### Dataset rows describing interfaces

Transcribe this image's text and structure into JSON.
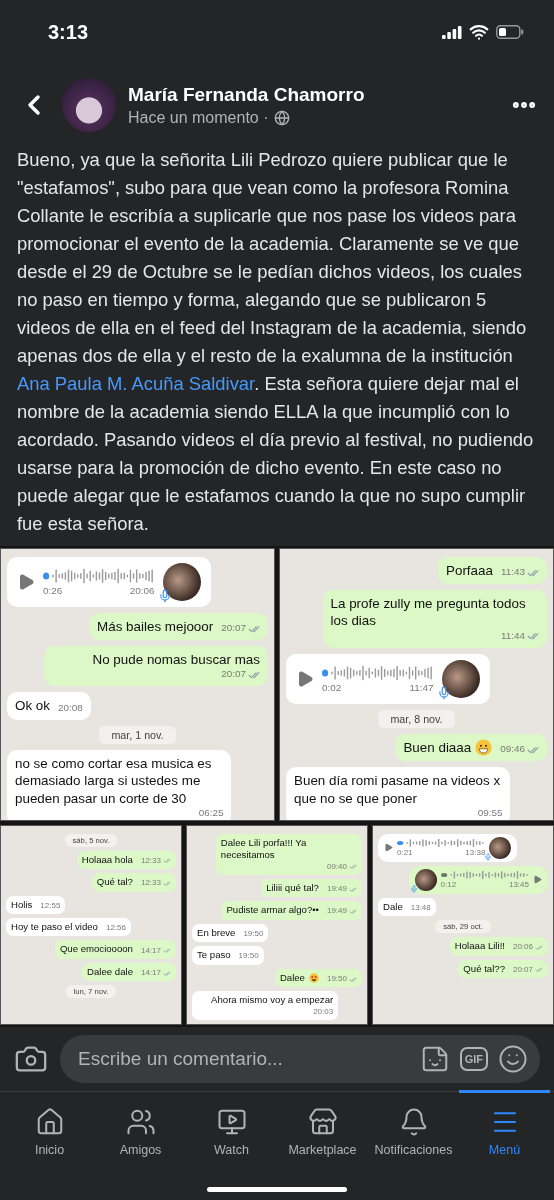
{
  "status_bar": {
    "time": "3:13"
  },
  "post": {
    "author": "María Fernanda Chamorro",
    "timestamp": "Hace un momento ·",
    "body": [
      {
        "kind": "text",
        "text": "Bueno, ya que la señorita Lili Pedrozo quiere publicar que le \"estafamos\", subo para que vean como la profesora Romina Collante le escribía a suplicarle que nos pase los videos para promocionar el evento de la academia. Claramente se ve que desde el 29 de Octubre se le pedían dichos videos, los cuales no paso en tiempo y forma, alegando que se publicaron 5 videos de ella en el feed del Instagram de la academia, siendo apenas dos de ella y el resto de la exalumna de la institución "
      },
      {
        "kind": "link",
        "text": "Ana Paula M. Acuña Saldivar"
      },
      {
        "kind": "text",
        "text": ". Esta señora quiere dejar mal el nombre de la academia siendo ELLA la que incumplió con lo acordado. Pasando videos el día previo al festival, no pudiendo usarse para la promoción de dicho evento. En este caso no puede alegar que le estafamos cuando la que no supo cumplir fue esta señora."
      }
    ],
    "chat_screenshots": {
      "rows": [
        [
          {
            "messages": [
              {
                "kind": "voice",
                "outgoing": false,
                "duration": "0:26",
                "time": "20:06"
              },
              {
                "kind": "text",
                "outgoing": true,
                "text": "Más bailes mejooor",
                "time": "20:07"
              },
              {
                "kind": "text",
                "outgoing": true,
                "text": "No pude nomas buscar mas",
                "time": "20:07"
              },
              {
                "kind": "text",
                "outgoing": false,
                "text": "Ok ok",
                "time": "20:08"
              },
              {
                "kind": "date",
                "text": "mar, 1 nov."
              },
              {
                "kind": "text",
                "outgoing": false,
                "text": "no se como cortar esa musica es demasiado larga si ustedes me pueden pasar un corte de 30",
                "time": "06:25"
              }
            ]
          },
          {
            "messages": [
              {
                "kind": "text",
                "outgoing": true,
                "text": "Porfaaa",
                "time": "11:43"
              },
              {
                "kind": "text",
                "outgoing": true,
                "text": "La profe zully me pregunta todos los dias",
                "time": "11:44"
              },
              {
                "kind": "voice",
                "outgoing": false,
                "duration": "0:02",
                "time": "11:47"
              },
              {
                "kind": "date",
                "text": "mar, 8 nov."
              },
              {
                "kind": "text",
                "outgoing": true,
                "text": "Buen diaaa",
                "emoji": {
                  "kind": "grin"
                },
                "time": "09:46"
              },
              {
                "kind": "text",
                "outgoing": false,
                "text": "Buen día romi pasame na videos x que no se que poner",
                "time": "09:55"
              }
            ]
          }
        ],
        [
          {
            "messages": [
              {
                "kind": "date",
                "text": "sáb, 5 nov."
              },
              {
                "kind": "text",
                "outgoing": true,
                "text": "Holaaa hola",
                "time": "12:33"
              },
              {
                "kind": "text",
                "outgoing": true,
                "text": "Qué tal?",
                "time": "12:33"
              },
              {
                "kind": "text",
                "outgoing": false,
                "text": "Holis",
                "time": "12:55"
              },
              {
                "kind": "text",
                "outgoing": false,
                "text": "Hoy te paso el video",
                "time": "12:56"
              },
              {
                "kind": "text",
                "outgoing": true,
                "text": "Que emocioooon",
                "time": "14:17"
              },
              {
                "kind": "text",
                "outgoing": true,
                "text": "Dalee dale",
                "time": "14:17"
              },
              {
                "kind": "date",
                "text": "lun, 7 nov."
              }
            ]
          },
          {
            "messages": [
              {
                "kind": "text",
                "outgoing": true,
                "text": "Dalee Lili porfa!!! Ya necesitamos",
                "time": "09:40"
              },
              {
                "kind": "text",
                "outgoing": true,
                "text": "Liliii qué tal?",
                "time": "19:49"
              },
              {
                "kind": "text",
                "outgoing": true,
                "text": "Pudiste armar algo?••",
                "time": "19:49"
              },
              {
                "kind": "text",
                "outgoing": false,
                "text": "En breve",
                "time": "19:50"
              },
              {
                "kind": "text",
                "outgoing": false,
                "text": "Te paso",
                "time": "19:50"
              },
              {
                "kind": "text",
                "outgoing": true,
                "text": "Dalee",
                "emoji": {
                  "kind": "star-eyes"
                },
                "time": "19:50"
              },
              {
                "kind": "text",
                "outgoing": false,
                "text": "Ahora mismo voy a empezar",
                "time": "20:03"
              }
            ]
          },
          {
            "messages": [
              {
                "kind": "voice",
                "outgoing": false,
                "duration": "0:21",
                "time": "13:38"
              },
              {
                "kind": "voice",
                "outgoing": true,
                "duration": "0:12",
                "time": "13:45"
              },
              {
                "kind": "text",
                "outgoing": false,
                "text": "Dale",
                "time": "13:48"
              },
              {
                "kind": "date",
                "text": "sáb, 29 oct."
              },
              {
                "kind": "text",
                "outgoing": true,
                "text": "Holaaa Lili!!",
                "time": "20:06"
              },
              {
                "kind": "text",
                "outgoing": true,
                "text": "Qué tal??",
                "time": "20:07"
              }
            ]
          }
        ]
      ]
    }
  },
  "comment_bar": {
    "placeholder": "Escribe un comentario...",
    "gif_label": "GIF"
  },
  "tab_bar": [
    {
      "kind": "home",
      "label": "Inicio",
      "selected": false
    },
    {
      "kind": "friends",
      "label": "Amigos",
      "selected": false
    },
    {
      "kind": "watch",
      "label": "Watch",
      "selected": false
    },
    {
      "kind": "marketplace",
      "label": "Marketplace",
      "selected": false
    },
    {
      "kind": "notifications",
      "label": "Notificaciones",
      "selected": false
    },
    {
      "kind": "menu",
      "label": "Menú",
      "selected": true
    }
  ]
}
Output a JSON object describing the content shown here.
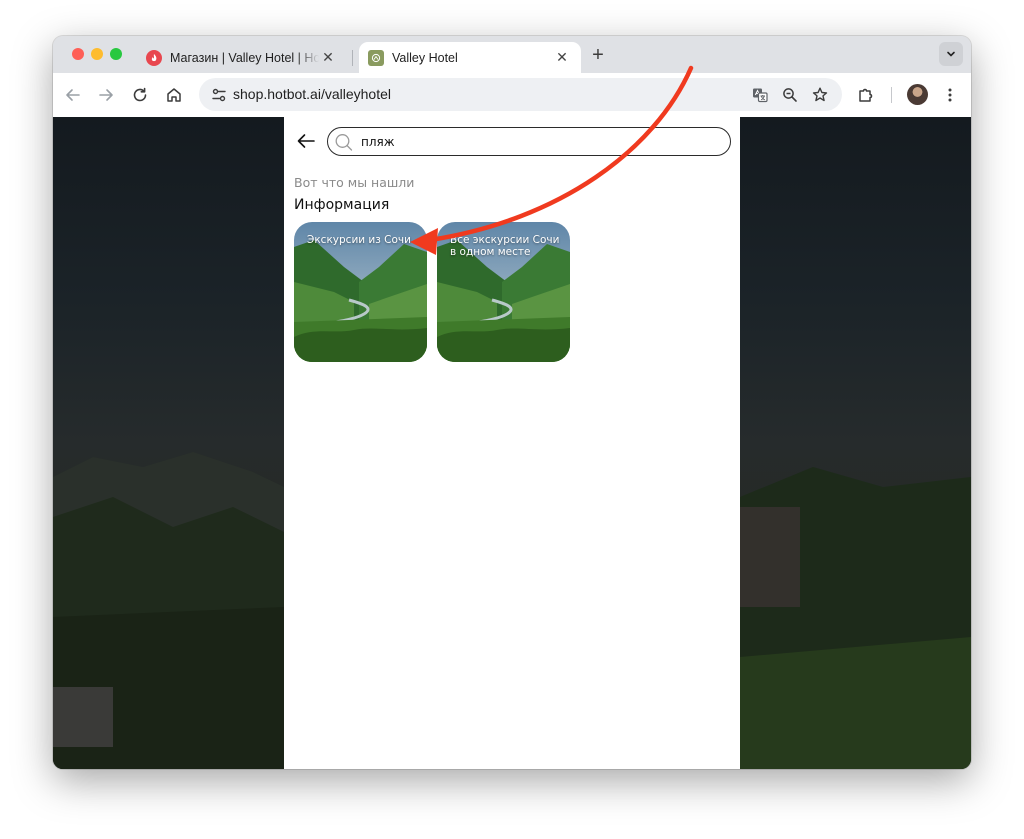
{
  "browser": {
    "tabs": [
      {
        "title": "Магазин | Valley Hotel | Hotbot",
        "active": false,
        "favicon": "hotbot-flame-icon"
      },
      {
        "title": "Valley Hotel",
        "active": true,
        "favicon": "valley-hotel-logo-icon"
      }
    ],
    "close_glyph": "✕",
    "newtab_glyph": "+",
    "url": "shop.hotbot.ai/valleyhotel"
  },
  "page": {
    "search": {
      "value": "пляж",
      "placeholder": ""
    },
    "results_heading": "Вот что мы нашли",
    "section_title": "Информация",
    "cards": [
      {
        "title": "Экскурсии из Сочи"
      },
      {
        "title": "Все экскурсии Сочи в одном месте"
      }
    ]
  },
  "annotation": {
    "arrow_color": "#f03a1f"
  }
}
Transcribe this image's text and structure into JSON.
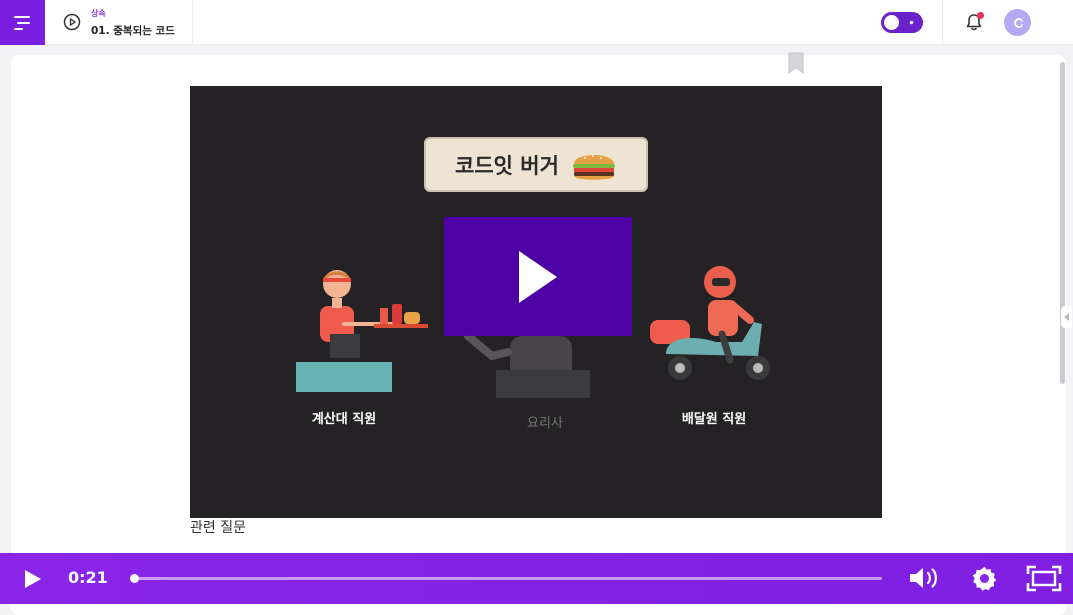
{
  "header": {
    "section": "상속",
    "lesson_title": "01. 중복되는 코드",
    "notification_count": "1",
    "avatar_initial": "C"
  },
  "video": {
    "banner_title": "코드잇 버거",
    "roles": [
      {
        "label": "계산대 직원"
      },
      {
        "label": "요리사"
      },
      {
        "label": "배달원 직원"
      }
    ]
  },
  "related_questions_label": "관련 질문",
  "player": {
    "current_time": "0:21",
    "progress": 0.003
  },
  "colors": {
    "brand_purple": "#7a1fe0",
    "play_overlay": "#5000aa",
    "controls_bar": "#8a25e8"
  },
  "icons": [
    "menu-icon",
    "lesson-play-icon",
    "dark-mode-toggle",
    "bell-icon",
    "avatar",
    "bookmark-icon",
    "play-icon",
    "volume-icon",
    "settings-icon",
    "fullscreen-icon"
  ]
}
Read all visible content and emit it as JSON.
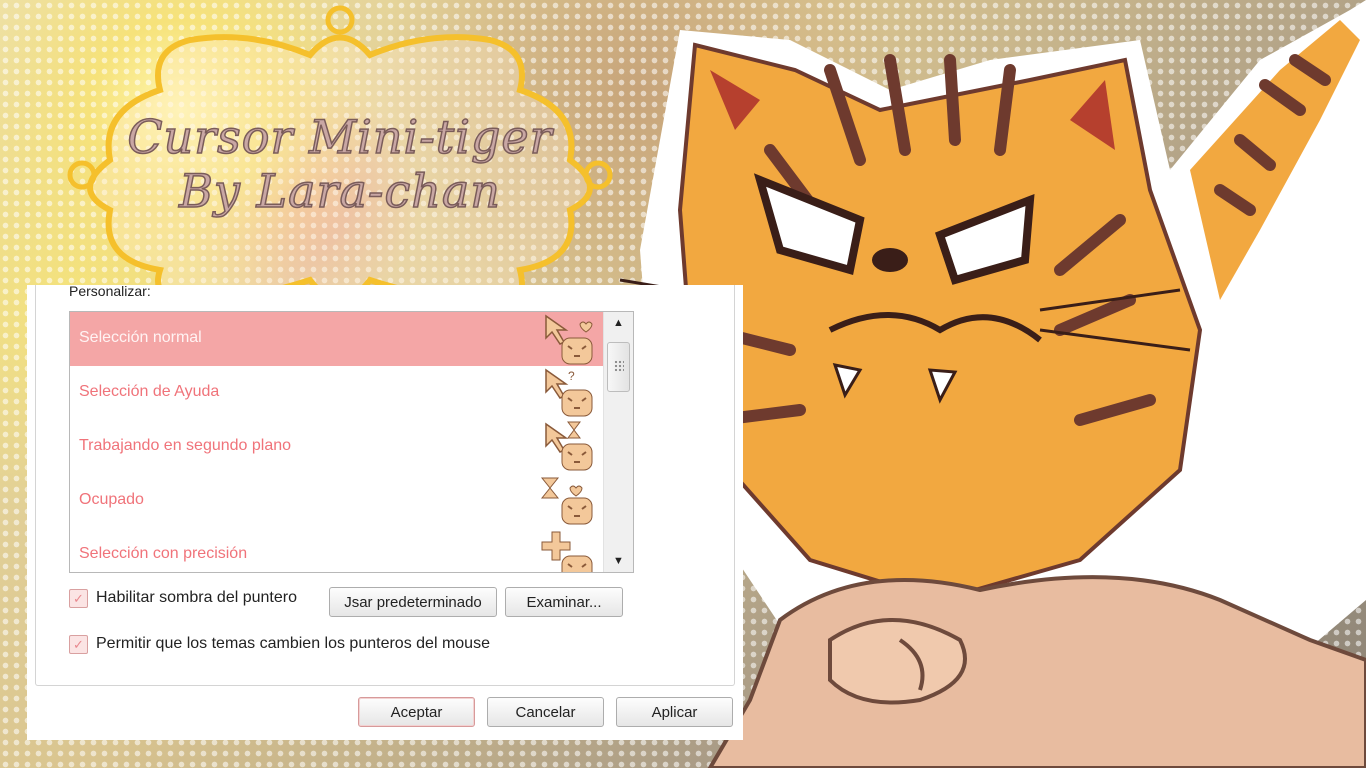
{
  "background": {
    "accent_yellow": "#f6e27a",
    "tiger_orange": "#f2a840",
    "tiger_stripes": "#6e3a2e"
  },
  "title": {
    "line1": "Cursor Mini-tiger",
    "line2": "By Lara-chan",
    "frame_color": "#f5c02c",
    "text_color": "#c9a7a4"
  },
  "dialog": {
    "group_label": "Personalizar:",
    "cursor_list": [
      {
        "label": "Selección normal",
        "icon": "arrow-heart-tiger-icon",
        "selected": true
      },
      {
        "label": "Selección de Ayuda",
        "icon": "arrow-question-tiger-icon",
        "selected": false
      },
      {
        "label": "Trabajando en segundo plano",
        "icon": "arrow-hourglass-tiger-icon",
        "selected": false
      },
      {
        "label": "Ocupado",
        "icon": "hourglass-heart-tiger-icon",
        "selected": false
      },
      {
        "label": "Selección con precisión",
        "icon": "crosshair-tiger-icon",
        "selected": false
      }
    ],
    "list_text_color": "#f0737a",
    "selected_row_color": "#f4a6a6",
    "shadow_checkbox": {
      "label": "Habilitar sombra del puntero",
      "checked": true
    },
    "themes_checkbox": {
      "label": "Permitir que los temas cambien los punteros del mouse",
      "checked": true
    },
    "use_default_button": "Jsar predeterminado",
    "browse_button": "Examinar...",
    "ok_button": "Aceptar",
    "cancel_button": "Cancelar",
    "apply_button": "Aplicar"
  }
}
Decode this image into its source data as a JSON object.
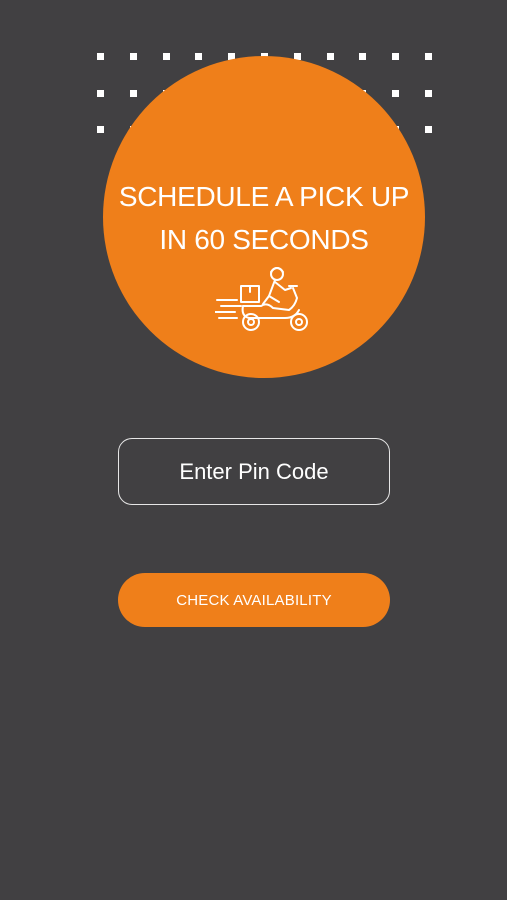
{
  "hero": {
    "title_line1": "SCHEDULE A PICK UP",
    "title_line2": "IN 60 SECONDS",
    "icon": "delivery-scooter-icon"
  },
  "pin_input": {
    "placeholder": "Enter Pin Code",
    "value": ""
  },
  "check_button": {
    "label": "CHECK AVAILABILITY"
  },
  "colors": {
    "background": "#414042",
    "accent": "#ef7f1a",
    "text": "#ffffff",
    "input_border": "#e6e6e6"
  }
}
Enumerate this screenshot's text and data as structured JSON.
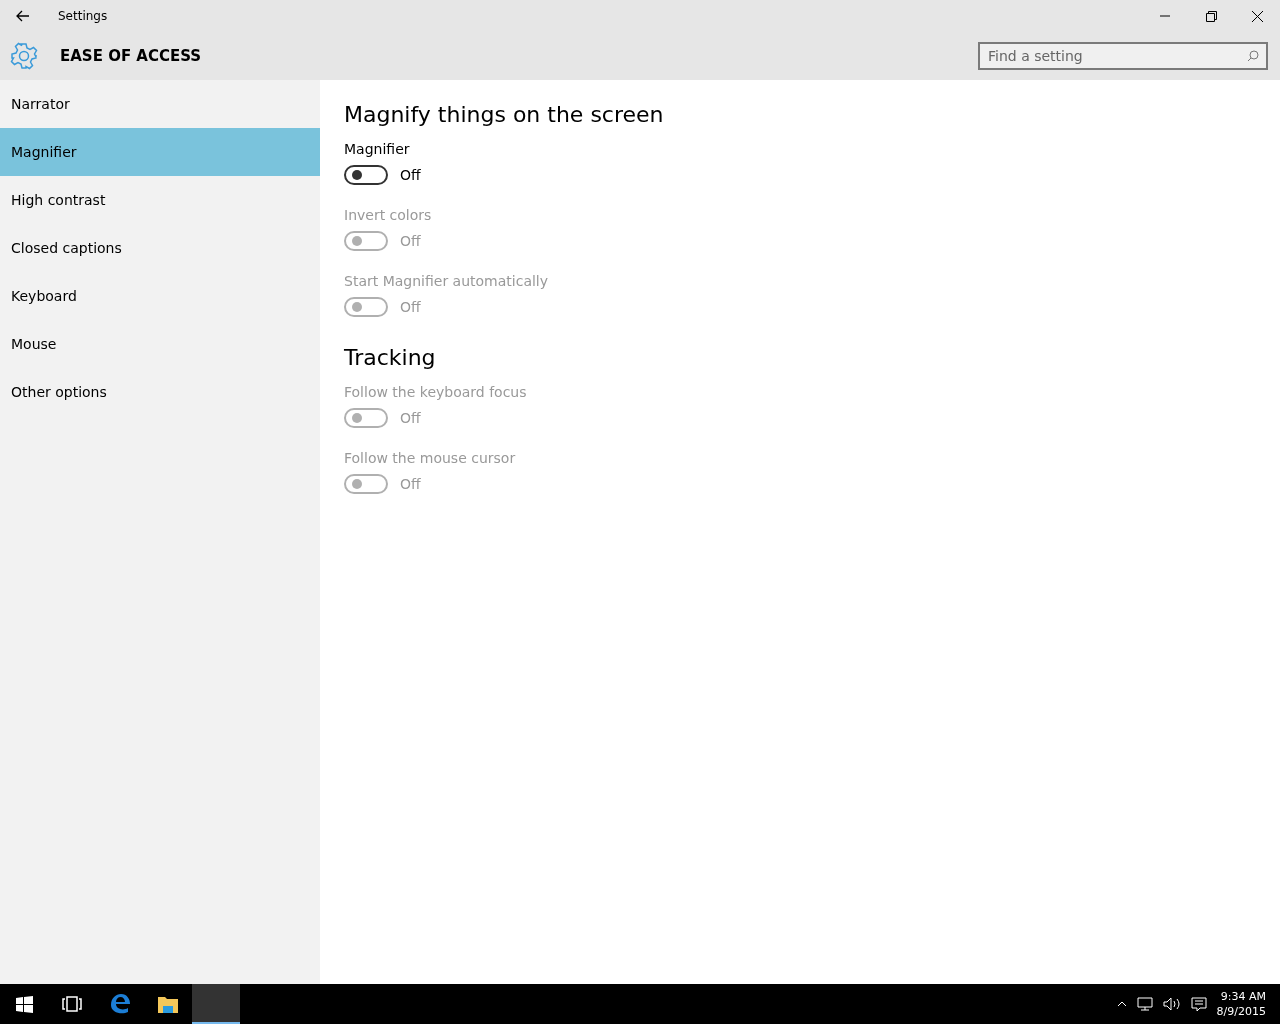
{
  "window": {
    "title": "Settings"
  },
  "header": {
    "title": "EASE OF ACCESS",
    "search": {
      "placeholder": "Find a setting"
    }
  },
  "sidebar": {
    "items": [
      {
        "label": "Narrator",
        "selected": false
      },
      {
        "label": "Magnifier",
        "selected": true
      },
      {
        "label": "High contrast",
        "selected": false
      },
      {
        "label": "Closed captions",
        "selected": false
      },
      {
        "label": "Keyboard",
        "selected": false
      },
      {
        "label": "Mouse",
        "selected": false
      },
      {
        "label": "Other options",
        "selected": false
      }
    ]
  },
  "sections": [
    {
      "heading": "Magnify things on the screen",
      "toggles": [
        {
          "label": "Magnifier",
          "state": "Off",
          "on": false,
          "disabled": false
        },
        {
          "label": "Invert colors",
          "state": "Off",
          "on": false,
          "disabled": true
        },
        {
          "label": "Start Magnifier automatically",
          "state": "Off",
          "on": false,
          "disabled": true
        }
      ]
    },
    {
      "heading": "Tracking",
      "toggles": [
        {
          "label": "Follow the keyboard focus",
          "state": "Off",
          "on": false,
          "disabled": true
        },
        {
          "label": "Follow the mouse cursor",
          "state": "Off",
          "on": false,
          "disabled": true
        }
      ]
    }
  ],
  "taskbar": {
    "apps": [
      {
        "kind": "taskview",
        "selected": false
      },
      {
        "kind": "edge",
        "selected": false
      },
      {
        "kind": "explorer",
        "selected": false
      },
      {
        "kind": "settings",
        "selected": true
      }
    ],
    "time": "9:34 AM",
    "date": "8/9/2015"
  }
}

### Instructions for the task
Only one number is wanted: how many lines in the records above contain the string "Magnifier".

### Response box
3